Page and application data records
---
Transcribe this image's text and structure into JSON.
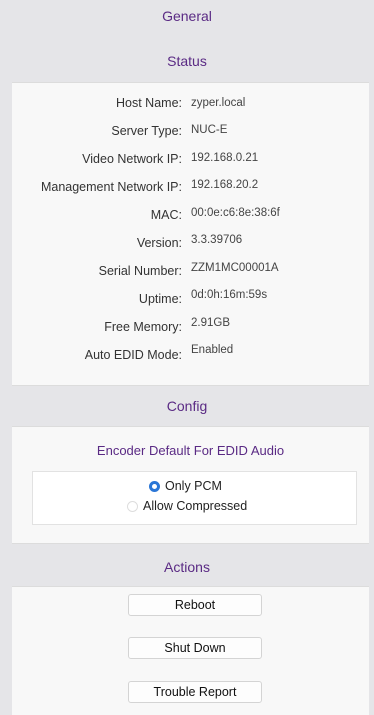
{
  "sections": {
    "general": "General",
    "status": "Status",
    "config": "Config",
    "actions": "Actions"
  },
  "status": {
    "rows": [
      {
        "label": "Host Name:",
        "value": "zyper.local"
      },
      {
        "label": "Server Type:",
        "value": "NUC-E"
      },
      {
        "label": "Video Network IP:",
        "value": "192.168.0.21"
      },
      {
        "label": "Management Network IP:",
        "value": "192.168.20.2"
      },
      {
        "label": "MAC:",
        "value": "00:0e:c6:8e:38:6f"
      },
      {
        "label": "Version:",
        "value": "3.3.39706"
      },
      {
        "label": "Serial Number:",
        "value": "ZZM1MC00001A"
      },
      {
        "label": "Uptime:",
        "value": "0d:0h:16m:59s"
      },
      {
        "label": "Free Memory:",
        "value": "2.91GB"
      },
      {
        "label": "Auto EDID Mode:",
        "value": "Enabled"
      }
    ]
  },
  "config": {
    "title": "Encoder Default For EDID Audio",
    "options": [
      {
        "label": "Only PCM",
        "selected": true
      },
      {
        "label": "Allow Compressed",
        "selected": false
      }
    ]
  },
  "actions": {
    "reboot": "Reboot",
    "shutdown": "Shut Down",
    "trouble_report": "Trouble Report"
  },
  "colors": {
    "heading": "#5a2a84",
    "radio_selected": "#2a76d6",
    "background": "#e5e5e8",
    "panel": "#f8f8f8"
  }
}
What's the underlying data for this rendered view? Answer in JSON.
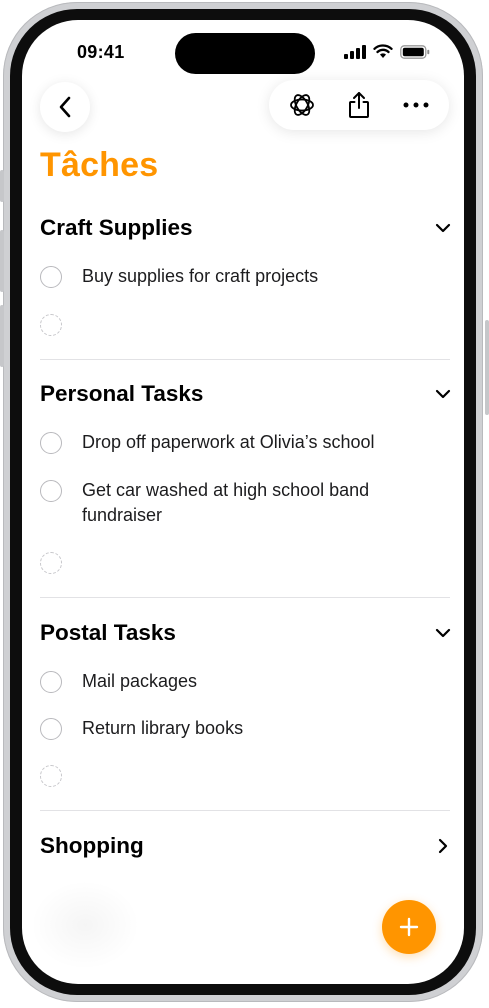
{
  "status": {
    "time": "09:41"
  },
  "nav": {
    "title": "Tâches"
  },
  "colors": {
    "accent": "#ff9500"
  },
  "icons": [
    "back-chevron-icon",
    "apple-intelligence-icon",
    "share-icon",
    "more-icon",
    "chevron-down-icon",
    "chevron-right-icon",
    "plus-icon",
    "signal-icon",
    "wifi-icon",
    "battery-icon"
  ],
  "sections": [
    {
      "title": "Craft Supplies",
      "expanded": true,
      "tasks": [
        "Buy supplies for craft projects"
      ]
    },
    {
      "title": "Personal Tasks",
      "expanded": true,
      "tasks": [
        "Drop off paperwork at Olivia’s school",
        "Get car washed at high school band fundraiser"
      ]
    },
    {
      "title": "Postal Tasks",
      "expanded": true,
      "tasks": [
        "Mail packages",
        "Return library books"
      ]
    },
    {
      "title": "Shopping",
      "expanded": false,
      "tasks": []
    }
  ]
}
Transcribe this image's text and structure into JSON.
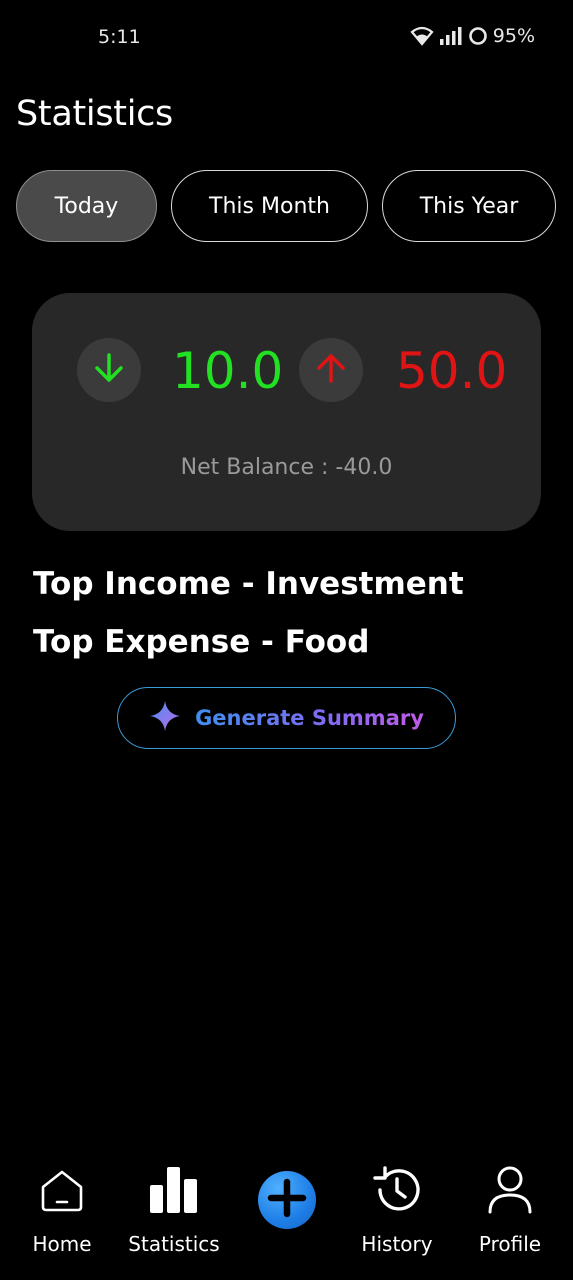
{
  "status_bar": {
    "time": "5:11",
    "battery": "95%"
  },
  "page": {
    "title": "Statistics"
  },
  "tabs": [
    {
      "label": "Today",
      "active": true
    },
    {
      "label": "This Month",
      "active": false
    },
    {
      "label": "This Year",
      "active": false
    }
  ],
  "summary": {
    "income": "10.0",
    "expense": "50.0",
    "net_balance": "Net Balance : -40.0",
    "income_color": "#22e022",
    "expense_color": "#e01414"
  },
  "tops": {
    "income": "Top Income - Investment",
    "expense": "Top Expense - Food"
  },
  "generate": {
    "label": "Generate Summary"
  },
  "nav": {
    "home": "Home",
    "statistics": "Statistics",
    "history": "History",
    "profile": "Profile"
  }
}
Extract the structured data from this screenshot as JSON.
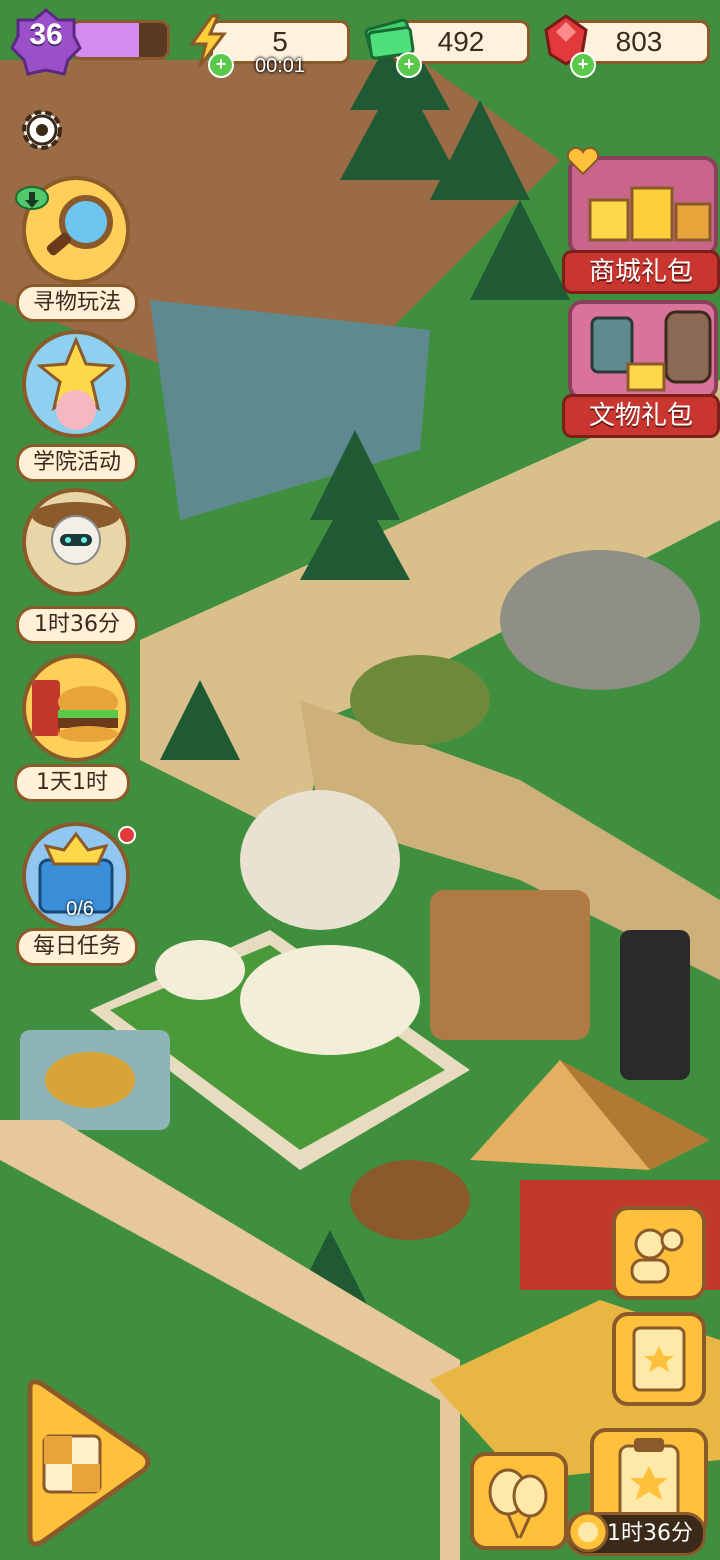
{
  "hud": {
    "level": "36",
    "xp_fraction": 0.7,
    "energy": "5",
    "energy_timer": "00:01",
    "cash": "492",
    "gems": "803"
  },
  "side_menu": {
    "items": [
      {
        "label": "寻物玩法",
        "icon": "magnifier-icon"
      },
      {
        "label": "学院活动",
        "icon": "star-character-icon"
      },
      {
        "label": "1时36分",
        "icon": "mummy-explorer-icon"
      },
      {
        "label": "1天1时",
        "icon": "burger-soda-icon"
      },
      {
        "label": "每日任务",
        "icon": "daily-task-box-icon",
        "progress": "0/6"
      }
    ]
  },
  "promos": {
    "shop_pack": "商城礼包",
    "relic_pack": "文物礼包"
  },
  "bottom": {
    "timer": "1时36分"
  },
  "colors": {
    "grass": "#3f8f3e",
    "path": "#d9c08a",
    "accent_gold": "#ffc13b",
    "border_brown": "#8a5a2b",
    "red_banner": "#c8362f"
  }
}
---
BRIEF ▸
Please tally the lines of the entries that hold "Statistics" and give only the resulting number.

ANSWER FOR THIS EXERCISE ▸
2